TASK REQUIREMENTS
Copy out each line of the entries where the word "name" is present.

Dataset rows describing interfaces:
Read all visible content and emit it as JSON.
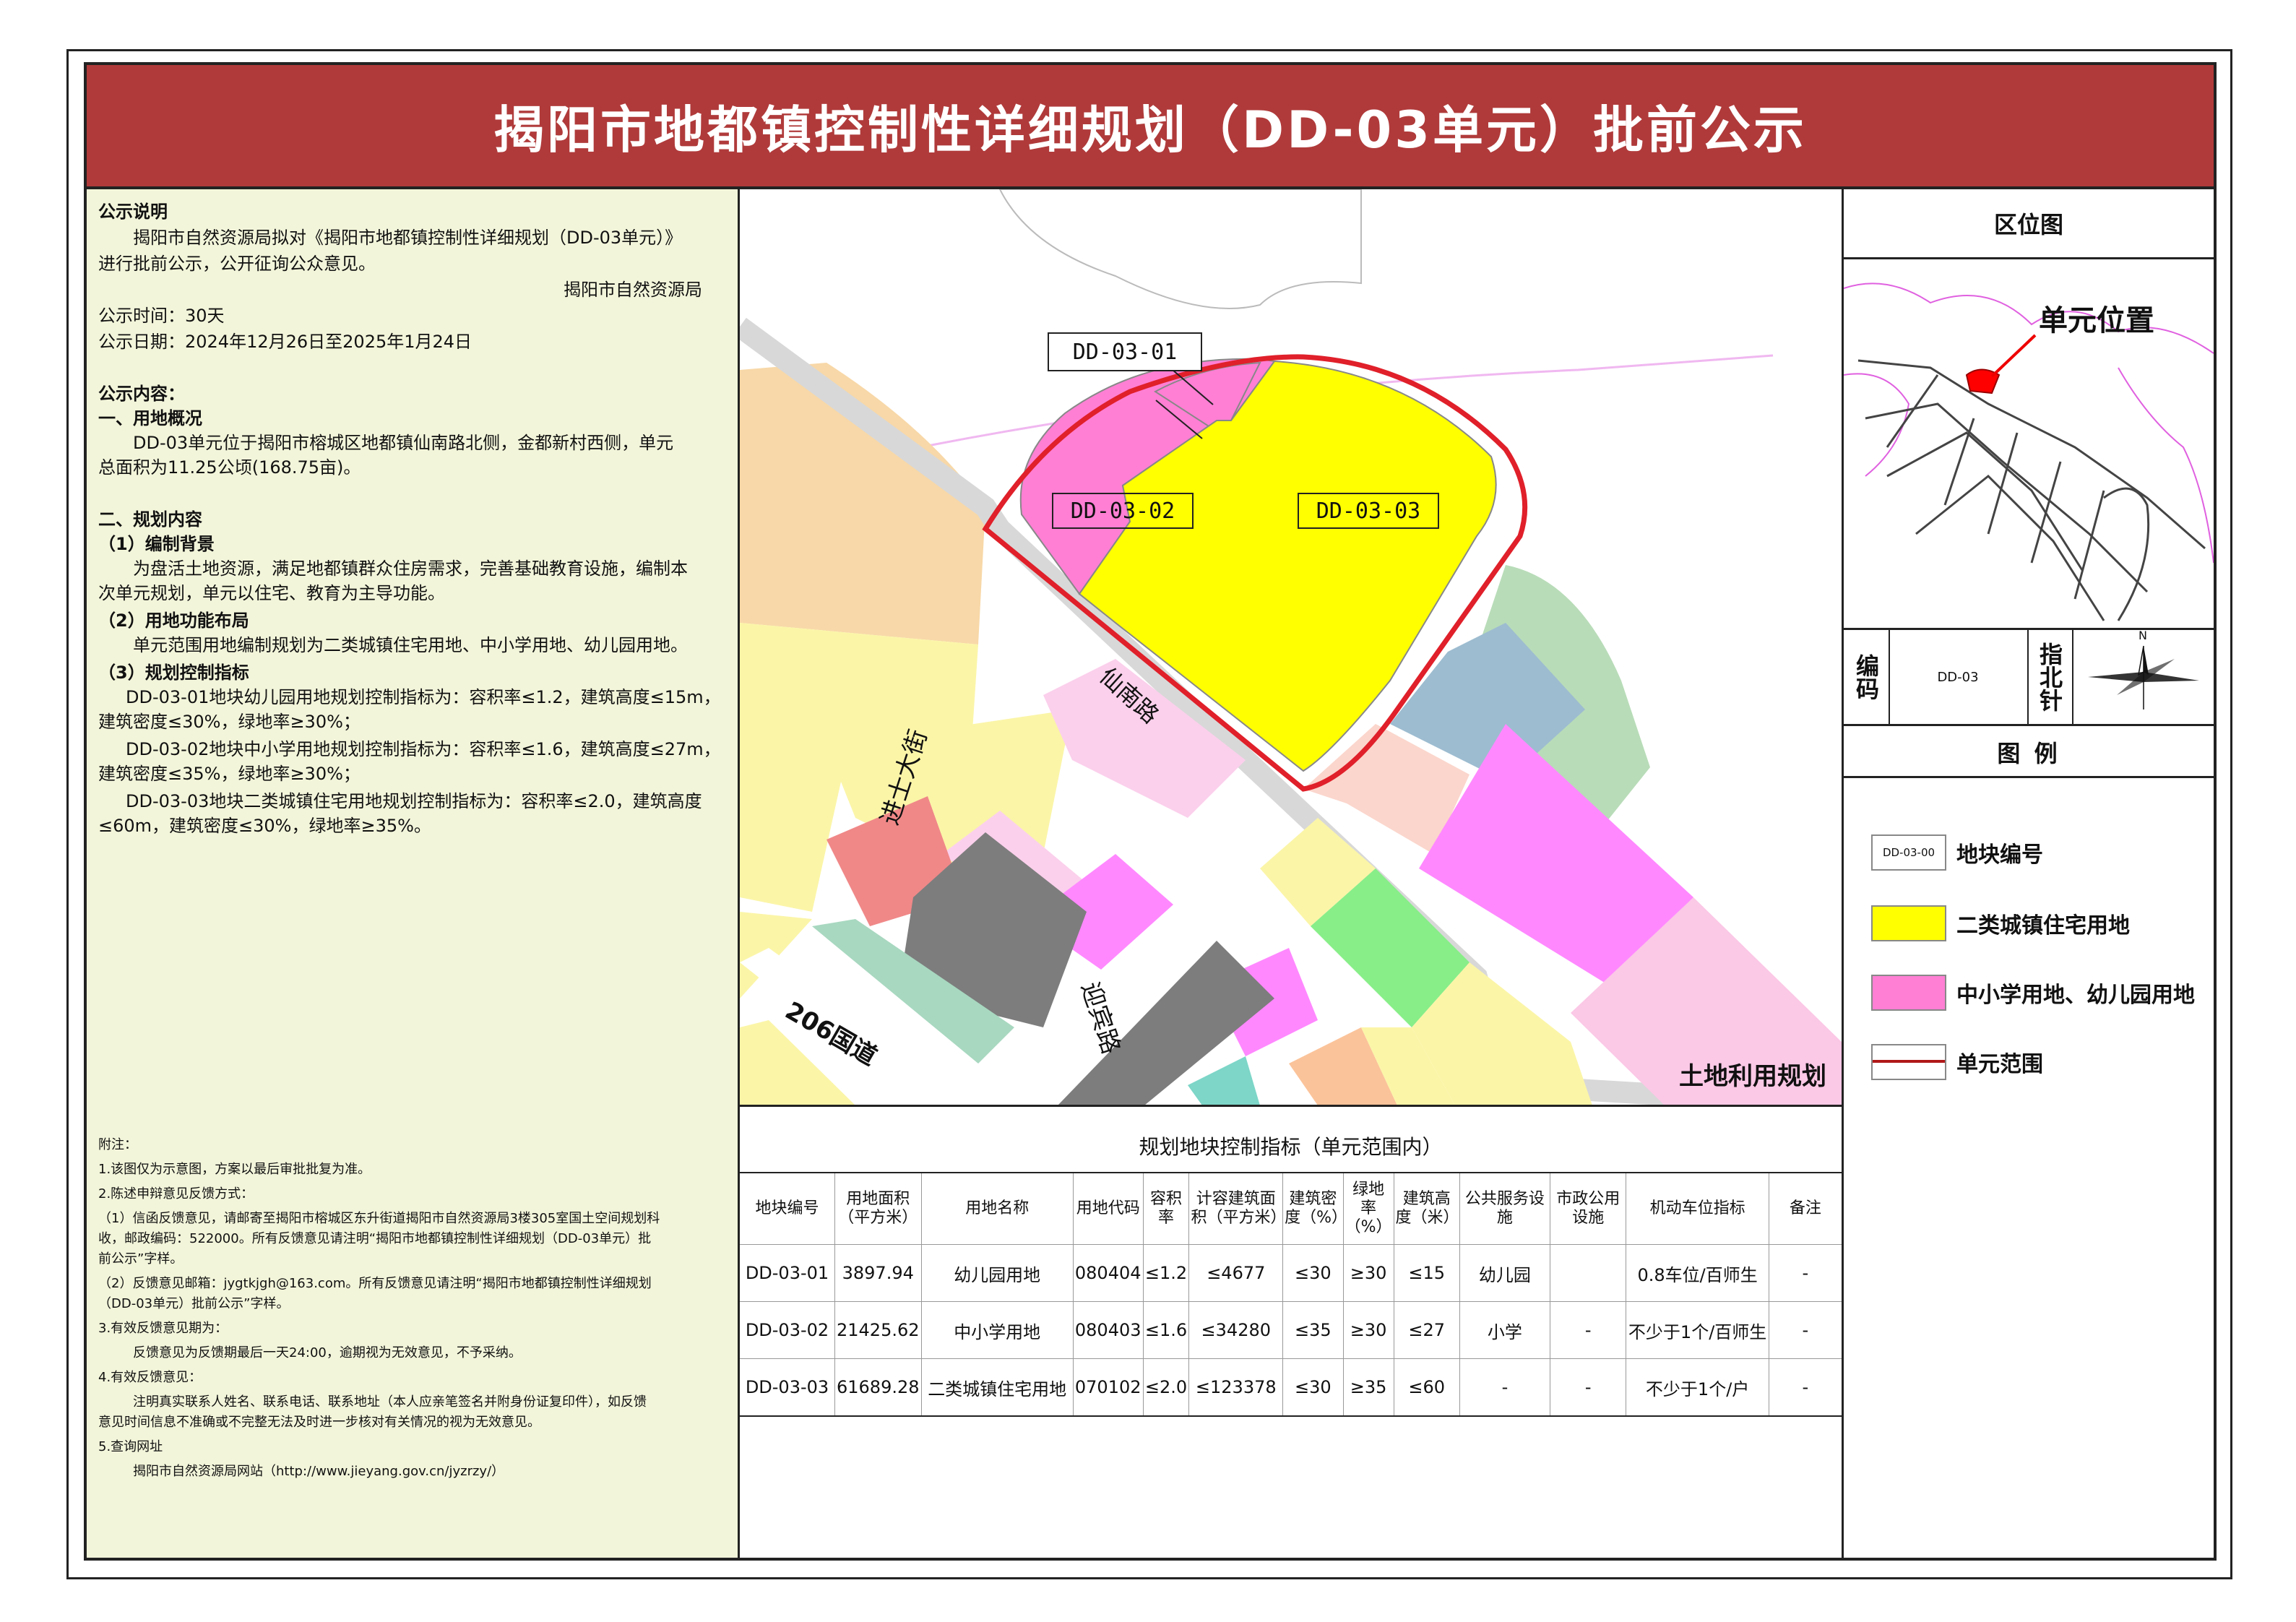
{
  "title": "揭阳市地都镇控制性详细规划（DD-03单元）批前公示",
  "notice": {
    "heading": "公示说明",
    "p1a": "揭阳市自然资源局拟对《揭阳市地都镇控制性详细规划（DD-03单元）》",
    "p1b": "进行批前公示，公开征询公众意见。",
    "org": "揭阳市自然资源局",
    "period": "公示时间：30天",
    "dates": "公示日期：2024年12月26日至2025年1月24日",
    "content_heading": "公示内容：",
    "s1": "一、用地概况",
    "s1a": "DD-03单元位于揭阳市榕城区地都镇仙南路北侧，金都新村西侧，单元",
    "s1b": "总面积为11.25公顷(168.75亩)。",
    "s2": "二、规划内容",
    "s2_1": "（1）编制背景",
    "s2_1a": "为盘活土地资源，满足地都镇群众住房需求，完善基础教育设施，编制本",
    "s2_1b": "次单元规划，单元以住宅、教育为主导功能。",
    "s2_2": "（2）用地功能布局",
    "s2_2a": "单元范围用地编制规划为二类城镇住宅用地、中小学用地、幼儿园用地。",
    "s2_3": "（3）规划控制指标",
    "s2_3a": "DD-03-01地块幼儿园用地规划控制指标为：容积率≤1.2，建筑高度≤15m，",
    "s2_3b": "建筑密度≤30%，绿地率≥30%；",
    "s2_3c": "DD-03-02地块中小学用地规划控制指标为：容积率≤1.6，建筑高度≤27m，",
    "s2_3d": "建筑密度≤35%，绿地率≥30%；",
    "s2_3e": "DD-03-03地块二类城镇住宅用地规划控制指标为：容积率≤2.0，建筑高度",
    "s2_3f": "≤60m，建筑密度≤30%，绿地率≥35%。"
  },
  "notes": {
    "n0": "附注：",
    "n1": "1.该图仅为示意图，方案以最后审批批复为准。",
    "n2": "2.陈述申辩意见反馈方式：",
    "n3": "（1）信函反馈意见，请邮寄至揭阳市榕城区东升街道揭阳市自然资源局3楼305室国土空间规划科",
    "n4": "收，邮政编码：522000。所有反馈意见请注明“揭阳市地都镇控制性详细规划（DD-03单元）批",
    "n5": "前公示”字样。",
    "n6": "（2）反馈意见邮箱：jygtkjgh@163.com。所有反馈意见请注明“揭阳市地都镇控制性详细规划",
    "n7": "（DD-03单元）批前公示”字样。",
    "n8": "3.有效反馈意见期为：",
    "n9": "反馈意见为反馈期最后一天24:00，逾期视为无效意见，不予采纳。",
    "n10": "4.有效反馈意见：",
    "n11": "注明真实联系人姓名、联系电话、联系地址（本人应亲笔签名并附身份证复印件），如反馈",
    "n12": "意见时间信息不准确或不完整无法及时进一步核对有关情况的视为无效意见。",
    "n13": "5.查询网址",
    "n14": "揭阳市自然资源局网站（http://www.jieyang.gov.cn/jyzrzy/）"
  },
  "map": {
    "plot1": "DD-03-01",
    "plot2": "DD-03-02",
    "plot3": "DD-03-03",
    "road_xiannan": "仙南路",
    "road_jinshi": "进士大街",
    "road_yingbin": "迎宾路",
    "road_206": "206国道",
    "caption": "土地利用规划"
  },
  "locator": {
    "heading": "区位图",
    "callout": "单元位置",
    "code_label": "编码",
    "code_value": "DD-03",
    "compass_label": "指北针",
    "north": "N"
  },
  "legend": {
    "heading": "图  例",
    "items": [
      {
        "sample": "DD-03-00",
        "label": "地块编号",
        "fill": "#ffffff"
      },
      {
        "sample": "",
        "label": "二类城镇住宅用地",
        "fill": "#ffff00"
      },
      {
        "sample": "",
        "label": "中小学用地、幼儿园用地",
        "fill": "#ff7fd4"
      },
      {
        "sample": "",
        "label": "单元范围",
        "fill": "#ffffff"
      }
    ]
  },
  "table": {
    "title": "规划地块控制指标（单元范围内）",
    "headers": [
      "地块编号",
      "用地面积（平方米）",
      "用地名称",
      "用地代码",
      "容积率",
      "计容建筑面积（平方米）",
      "建筑密度（%）",
      "绿地率（%）",
      "建筑高度（米）",
      "公共服务设施",
      "市政公用设施",
      "机动车位指标",
      "备注"
    ],
    "rows": [
      [
        "DD-03-01",
        "3897.94",
        "幼儿园用地",
        "080404",
        "≤1.2",
        "≤4677",
        "≤30",
        "≥30",
        "≤15",
        "幼儿园",
        "",
        "0.8车位/百师生",
        "-"
      ],
      [
        "DD-03-02",
        "21425.62",
        "中小学用地",
        "080403",
        "≤1.6",
        "≤34280",
        "≤35",
        "≥30",
        "≤27",
        "小学",
        "-",
        "不少于1个/百师生",
        "-"
      ],
      [
        "DD-03-03",
        "61689.28",
        "二类城镇住宅用地",
        "070102",
        "≤2.0",
        "≤123378",
        "≤30",
        "≥35",
        "≤60",
        "-",
        "-",
        "不少于1个/户",
        "-"
      ]
    ]
  },
  "colors": {
    "title_bg": "#b03a3a",
    "panel_bg": "#f3f5da",
    "residential": "#ffff00",
    "school": "#ff7fd4",
    "boundary": "#e0202a"
  }
}
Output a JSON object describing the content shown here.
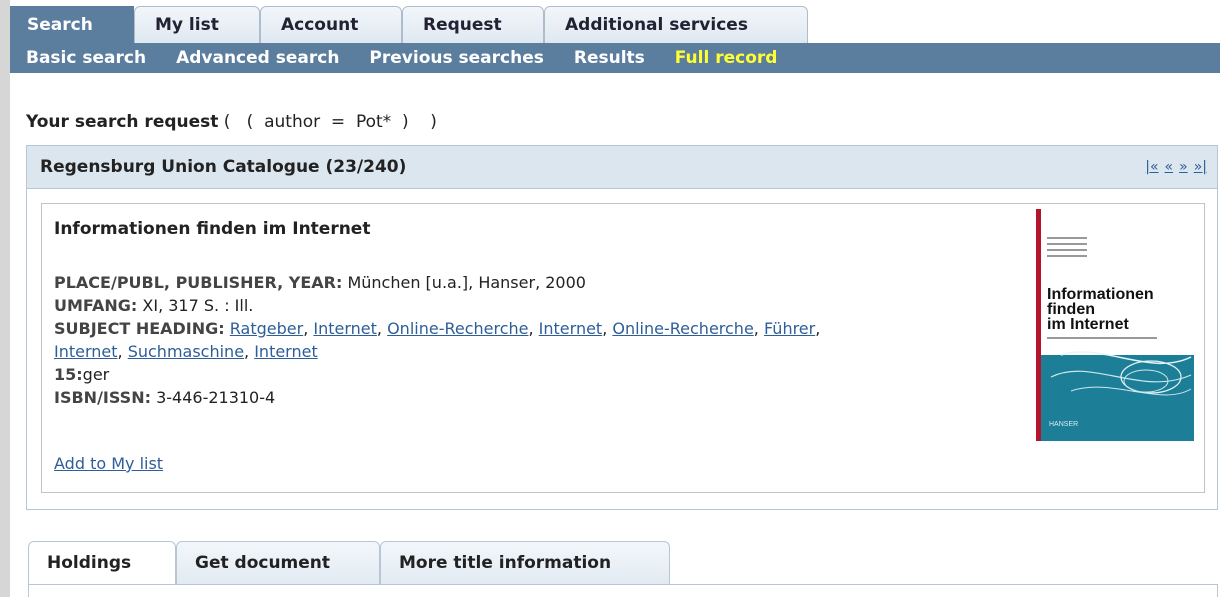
{
  "top_tabs": {
    "search": "Search",
    "my_list": "My list",
    "account": "Account",
    "request": "Request",
    "additional": "Additional services"
  },
  "subnav": {
    "basic": "Basic search",
    "advanced": "Advanced search",
    "previous": "Previous searches",
    "results": "Results",
    "full_record": "Full record"
  },
  "search_request": {
    "label": "Your search request",
    "query": " (   (  author  =  Pot*  )    )"
  },
  "catalogue": {
    "title": "Regensburg Union Catalogue (23/240)",
    "nav": {
      "first": "|«",
      "prev": "«",
      "next": "»",
      "last": "»|"
    }
  },
  "record": {
    "title": "Informationen finden im Internet",
    "place_label": "PLACE/PUBL, PUBLISHER, YEAR:",
    "place_value": " München [u.a.], Hanser, 2000",
    "umfang_label": "UMFANG:",
    "umfang_value": " XI, 317 S. : Ill.",
    "subject_label": "SUBJECT HEADING:",
    "subjects": [
      "Ratgeber",
      "Internet",
      "Online-Recherche",
      "Internet",
      "Online-Recherche",
      "Führer",
      "Internet",
      "Suchmaschine",
      "Internet"
    ],
    "lang_label": "15:",
    "lang_value": "ger",
    "isbn_label": "ISBN/ISSN:",
    "isbn_value": " 3-446-21310-4",
    "add_link": "Add to My list"
  },
  "cover": {
    "title_line1": "Informationen",
    "title_line2": "finden",
    "title_line3": "im Internet",
    "publisher": "HANSER"
  },
  "bottom_tabs": {
    "holdings": "Holdings",
    "get_document": "Get document",
    "more_info": "More title information"
  },
  "colors": {
    "nav_bar": "#5b7d9e",
    "current_item": "#ffff33",
    "link": "#2d5e9a",
    "header_bg": "#dce6ef"
  }
}
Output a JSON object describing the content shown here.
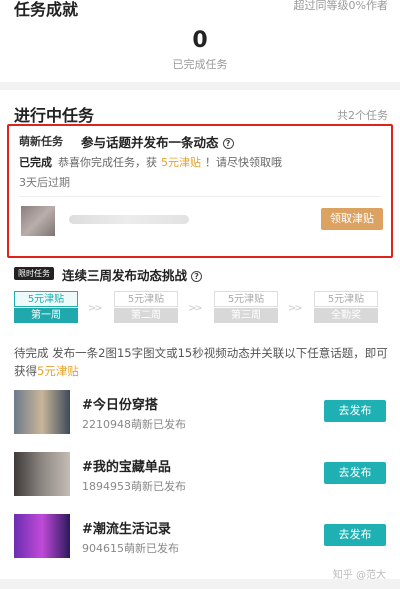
{
  "achievement": {
    "title": "任务成就",
    "rank_text": "超过同等级0%作者",
    "count": "0",
    "count_label": "已完成任务"
  },
  "in_progress": {
    "title": "进行中任务",
    "total": "共2个任务"
  },
  "task1": {
    "tag": "萌新任务",
    "name": "参与话题并发布一条动态",
    "status": "已完成",
    "message_pre": "恭喜你完成任务，获",
    "reward": "5元津贴",
    "message_post": "！请尽快领取哦",
    "expiry": "3天后过期",
    "claim_label": "领取津贴"
  },
  "task2": {
    "tag": "限时任务",
    "name": "连续三周发布动态挑战",
    "weeks": [
      {
        "amount": "5元津贴",
        "label": "第一周",
        "active": true
      },
      {
        "amount": "5元津贴",
        "label": "第二周",
        "active": false
      },
      {
        "amount": "5元津贴",
        "label": "第三周",
        "active": false
      },
      {
        "amount": "5元津贴",
        "label": "全勤奖",
        "active": false
      }
    ],
    "desc_pre": "待完成  发布一条2图15字图文或15秒视频动态并关联以下任意话题，即可获得",
    "desc_reward": "5元津贴"
  },
  "topics": [
    {
      "name": "#今日份穿搭",
      "count": "2210948萌新已发布",
      "button": "去发布",
      "colors": [
        "#6d7b8c",
        "#c9b59a",
        "#3d4a5a"
      ]
    },
    {
      "name": "#我的宝藏单品",
      "count": "1894953萌新已发布",
      "button": "去发布",
      "colors": [
        "#3e3a38",
        "#8d8783",
        "#c4bdb5"
      ]
    },
    {
      "name": "#潮流生活记录",
      "count": "904615萌新已发布",
      "button": "去发布",
      "colors": [
        "#6a2fb0",
        "#c14ad8",
        "#2a1a5c"
      ]
    }
  ],
  "watermark": "知乎 @范大"
}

EXERCISE ANSWER
    "name": "参与话题并发布一条动态",
    "name": "连续三周发布动态挑战",
      "name": "#今日份穿搭",
      "name": "#我的宝藏单品",
      "name": "#潮流生活记录",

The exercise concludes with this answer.